:: TASK BRIEF ::
Work out how many lines of the listing hold "Wave" and return that number by itself.
^^^^^^^^
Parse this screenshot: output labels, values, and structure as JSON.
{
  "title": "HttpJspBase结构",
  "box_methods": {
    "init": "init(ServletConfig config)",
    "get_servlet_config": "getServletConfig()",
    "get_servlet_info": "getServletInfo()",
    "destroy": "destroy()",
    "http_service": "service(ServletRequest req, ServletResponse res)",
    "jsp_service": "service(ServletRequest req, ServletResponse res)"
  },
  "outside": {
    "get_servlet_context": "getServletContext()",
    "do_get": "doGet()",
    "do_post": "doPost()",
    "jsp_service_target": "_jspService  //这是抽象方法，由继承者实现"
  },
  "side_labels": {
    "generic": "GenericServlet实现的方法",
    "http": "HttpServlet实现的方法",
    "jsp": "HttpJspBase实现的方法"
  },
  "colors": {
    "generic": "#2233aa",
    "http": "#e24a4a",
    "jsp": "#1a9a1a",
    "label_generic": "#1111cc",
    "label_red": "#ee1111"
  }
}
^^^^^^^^
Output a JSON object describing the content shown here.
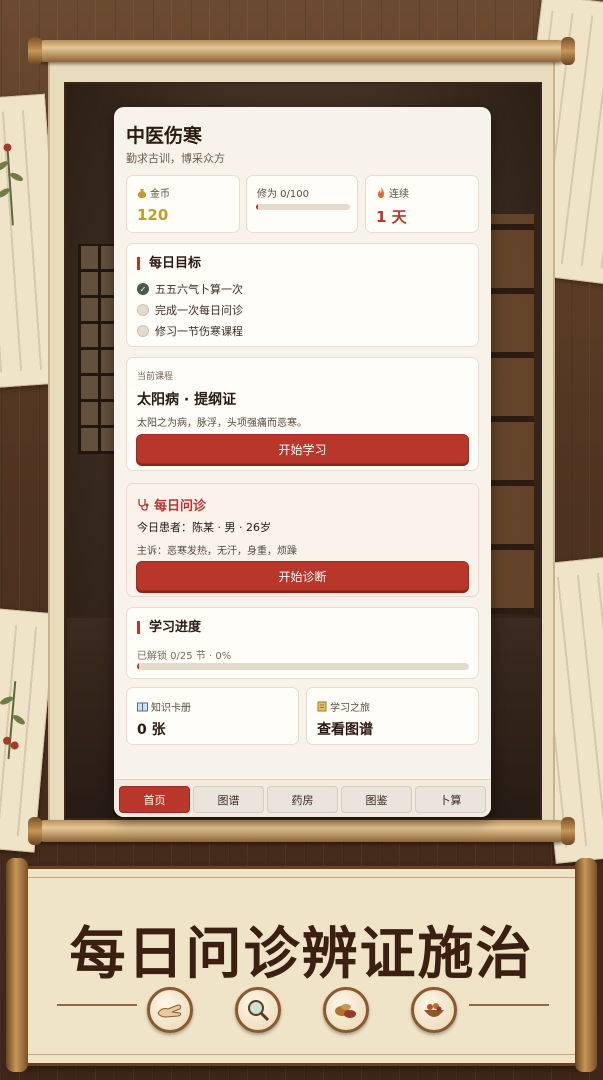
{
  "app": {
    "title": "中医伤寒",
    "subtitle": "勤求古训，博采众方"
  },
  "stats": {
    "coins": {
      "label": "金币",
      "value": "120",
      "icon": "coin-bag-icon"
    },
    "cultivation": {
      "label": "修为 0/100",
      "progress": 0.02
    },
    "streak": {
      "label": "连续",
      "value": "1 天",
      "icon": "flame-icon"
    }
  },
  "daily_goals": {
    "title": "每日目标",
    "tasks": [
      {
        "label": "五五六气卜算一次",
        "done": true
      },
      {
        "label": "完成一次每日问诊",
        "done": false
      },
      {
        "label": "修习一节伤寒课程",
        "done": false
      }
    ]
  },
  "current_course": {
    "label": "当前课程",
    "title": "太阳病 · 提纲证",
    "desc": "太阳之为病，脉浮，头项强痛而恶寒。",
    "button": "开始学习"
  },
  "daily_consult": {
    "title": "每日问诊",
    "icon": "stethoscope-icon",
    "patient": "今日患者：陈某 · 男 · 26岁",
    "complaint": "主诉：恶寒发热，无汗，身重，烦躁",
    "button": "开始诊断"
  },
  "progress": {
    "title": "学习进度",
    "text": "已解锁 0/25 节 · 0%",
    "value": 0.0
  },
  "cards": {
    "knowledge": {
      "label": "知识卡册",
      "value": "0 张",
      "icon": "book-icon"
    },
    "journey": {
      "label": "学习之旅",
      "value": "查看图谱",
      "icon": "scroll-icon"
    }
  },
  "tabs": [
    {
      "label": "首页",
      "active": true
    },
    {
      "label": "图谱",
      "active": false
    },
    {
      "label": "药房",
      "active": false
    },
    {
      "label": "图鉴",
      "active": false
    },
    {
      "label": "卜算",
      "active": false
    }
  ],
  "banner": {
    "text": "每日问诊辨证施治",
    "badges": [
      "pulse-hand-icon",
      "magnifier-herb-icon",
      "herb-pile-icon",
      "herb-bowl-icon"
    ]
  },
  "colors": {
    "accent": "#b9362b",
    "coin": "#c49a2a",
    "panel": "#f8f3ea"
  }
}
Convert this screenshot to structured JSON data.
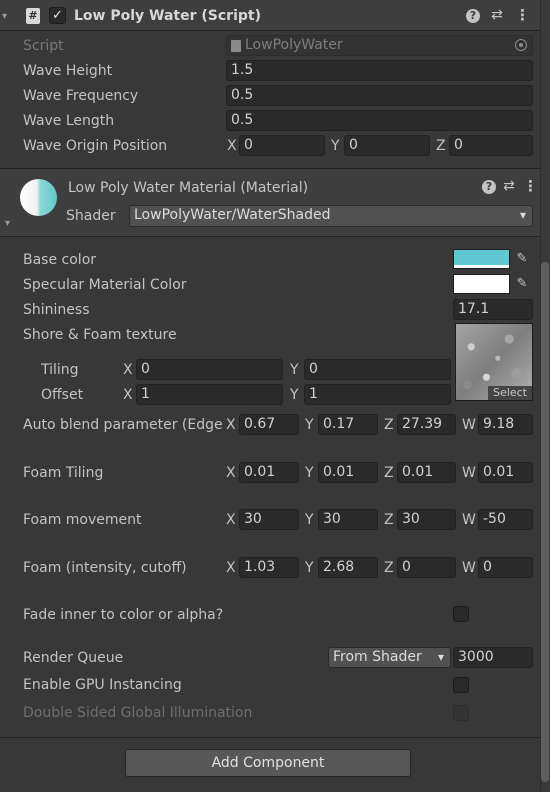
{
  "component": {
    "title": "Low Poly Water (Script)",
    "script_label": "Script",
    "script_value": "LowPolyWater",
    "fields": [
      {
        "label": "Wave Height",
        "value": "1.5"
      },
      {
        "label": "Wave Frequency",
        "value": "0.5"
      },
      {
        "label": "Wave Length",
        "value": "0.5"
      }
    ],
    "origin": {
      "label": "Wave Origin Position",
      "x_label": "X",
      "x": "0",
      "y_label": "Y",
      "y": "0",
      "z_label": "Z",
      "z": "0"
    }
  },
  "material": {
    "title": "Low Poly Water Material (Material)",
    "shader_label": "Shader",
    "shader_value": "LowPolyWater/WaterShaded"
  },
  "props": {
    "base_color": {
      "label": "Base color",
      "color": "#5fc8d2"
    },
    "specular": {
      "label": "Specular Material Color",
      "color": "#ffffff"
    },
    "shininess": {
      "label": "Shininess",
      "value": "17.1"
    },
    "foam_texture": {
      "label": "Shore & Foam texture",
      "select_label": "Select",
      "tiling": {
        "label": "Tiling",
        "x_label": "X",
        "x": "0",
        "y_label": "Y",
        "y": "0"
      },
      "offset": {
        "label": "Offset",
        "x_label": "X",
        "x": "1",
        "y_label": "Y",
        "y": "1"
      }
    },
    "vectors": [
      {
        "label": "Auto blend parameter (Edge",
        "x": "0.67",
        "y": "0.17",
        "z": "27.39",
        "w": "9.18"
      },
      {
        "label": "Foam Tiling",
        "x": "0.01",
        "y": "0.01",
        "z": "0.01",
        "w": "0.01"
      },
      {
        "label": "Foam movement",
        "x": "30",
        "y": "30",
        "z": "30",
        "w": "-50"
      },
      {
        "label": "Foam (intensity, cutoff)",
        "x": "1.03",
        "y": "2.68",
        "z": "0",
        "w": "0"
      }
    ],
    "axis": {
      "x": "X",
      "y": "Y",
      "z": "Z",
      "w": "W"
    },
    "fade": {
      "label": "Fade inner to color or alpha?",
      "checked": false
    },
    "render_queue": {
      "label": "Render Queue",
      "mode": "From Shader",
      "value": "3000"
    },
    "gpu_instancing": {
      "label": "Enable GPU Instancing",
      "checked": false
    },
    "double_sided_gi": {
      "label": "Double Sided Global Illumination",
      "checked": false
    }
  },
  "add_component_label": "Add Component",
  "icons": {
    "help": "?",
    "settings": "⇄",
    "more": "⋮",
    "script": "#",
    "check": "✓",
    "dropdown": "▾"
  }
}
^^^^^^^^
:: ANSWER TO THE PROBLEM ::
4